The StatinTB consortium works actively to design and promote training and networking opportunities for early-career researchers involved with the study. This work is spearheaded by the team working with Work Package 3, Capacity Building, led by Dr Emmanuel Nepolo of the University of Namibia (UNAM) and actively supported by Dr Gunar Günther, StatinTB Investigator, of University Hospital Bern, Switzerland.
In late November last year, the group launched the StatinTB Learning Board, a tailor-made online platform developed by StatinTB’s project management partner, LINQ. The platform contains curated material for career and skill development which can be used by StatinTB’s early-career researchers and other members involved in capacity building.
In addition to analytical and technical skills, scientists at all levels are now required to be proficient in management and administration.

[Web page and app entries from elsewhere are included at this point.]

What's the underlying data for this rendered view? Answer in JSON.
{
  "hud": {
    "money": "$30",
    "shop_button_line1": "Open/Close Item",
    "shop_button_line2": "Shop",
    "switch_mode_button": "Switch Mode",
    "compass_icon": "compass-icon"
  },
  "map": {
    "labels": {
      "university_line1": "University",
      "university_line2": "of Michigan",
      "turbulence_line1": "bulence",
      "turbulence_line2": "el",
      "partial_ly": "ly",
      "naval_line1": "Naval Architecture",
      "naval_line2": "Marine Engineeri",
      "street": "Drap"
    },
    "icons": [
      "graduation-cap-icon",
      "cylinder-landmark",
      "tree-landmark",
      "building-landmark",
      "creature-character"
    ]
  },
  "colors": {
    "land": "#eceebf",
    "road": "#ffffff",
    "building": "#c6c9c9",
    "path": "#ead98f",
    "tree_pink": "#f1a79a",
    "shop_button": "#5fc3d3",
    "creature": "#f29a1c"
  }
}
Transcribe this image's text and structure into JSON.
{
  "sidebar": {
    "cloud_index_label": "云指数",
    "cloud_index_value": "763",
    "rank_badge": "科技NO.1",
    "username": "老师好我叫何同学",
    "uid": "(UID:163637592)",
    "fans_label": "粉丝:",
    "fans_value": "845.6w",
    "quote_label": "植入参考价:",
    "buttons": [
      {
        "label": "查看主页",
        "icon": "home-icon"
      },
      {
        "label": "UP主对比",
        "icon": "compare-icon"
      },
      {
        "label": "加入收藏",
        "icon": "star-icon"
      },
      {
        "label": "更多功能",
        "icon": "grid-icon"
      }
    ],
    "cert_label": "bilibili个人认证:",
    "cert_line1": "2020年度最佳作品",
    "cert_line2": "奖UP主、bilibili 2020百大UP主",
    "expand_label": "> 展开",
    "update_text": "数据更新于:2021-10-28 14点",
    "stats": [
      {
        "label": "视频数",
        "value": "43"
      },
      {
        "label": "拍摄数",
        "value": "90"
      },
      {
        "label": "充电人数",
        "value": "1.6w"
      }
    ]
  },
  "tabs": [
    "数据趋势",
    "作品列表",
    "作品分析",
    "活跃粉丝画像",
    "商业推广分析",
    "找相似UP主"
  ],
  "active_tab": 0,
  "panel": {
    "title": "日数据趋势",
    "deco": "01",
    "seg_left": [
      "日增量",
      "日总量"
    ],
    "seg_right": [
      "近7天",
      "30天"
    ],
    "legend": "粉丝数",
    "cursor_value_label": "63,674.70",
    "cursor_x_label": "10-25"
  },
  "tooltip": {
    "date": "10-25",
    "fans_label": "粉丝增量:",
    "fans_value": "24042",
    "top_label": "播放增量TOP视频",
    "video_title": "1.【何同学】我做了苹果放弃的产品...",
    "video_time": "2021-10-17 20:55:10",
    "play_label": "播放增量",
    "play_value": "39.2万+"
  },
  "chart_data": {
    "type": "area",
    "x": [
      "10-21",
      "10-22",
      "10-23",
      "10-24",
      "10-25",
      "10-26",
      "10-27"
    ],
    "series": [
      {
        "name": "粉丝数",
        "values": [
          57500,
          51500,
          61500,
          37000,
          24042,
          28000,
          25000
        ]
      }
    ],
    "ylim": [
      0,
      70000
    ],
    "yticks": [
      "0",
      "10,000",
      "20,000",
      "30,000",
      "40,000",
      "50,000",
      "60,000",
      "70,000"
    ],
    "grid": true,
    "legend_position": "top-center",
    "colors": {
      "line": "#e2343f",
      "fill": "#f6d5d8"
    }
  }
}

Yet, soft skills are not the focus of most undergraduate and post-graduate science studies.
“The StatinTB Learning Board is a comprehensive platform covering important topics in a young scientist’s career – all on one page,” says Dr Gunar Günther.
One of the main objectives of StatinTB’s capacity building efforts is to ensure that the activities executed are sustainable and benefit all project paters’ research and clinical trials capacity both now and in the long run.
“What I love about the Learning Board is that it can be kept live even after the end of the project duration. That way, we can ensure sustained access to the resources created in the context of the project and maintain a space that connects and supports the members of our consortium not only during the EDCTP-funded period, but also beyond,” says Dr Claudia Schacht, Managing Director of LINQ.
For more insights into StatinTB’s capacity building efforts, check out this interview with Hilya Ekandjo, Study Nurse at UNAM, who travelled to South Africa in 2022 to complete a two-week data management training with the team at the University of Cape Town (UCT) or this article about how the new BSL-3 lab at UNAM is expected to have a long-term positive impact on UNAM’s research capacity.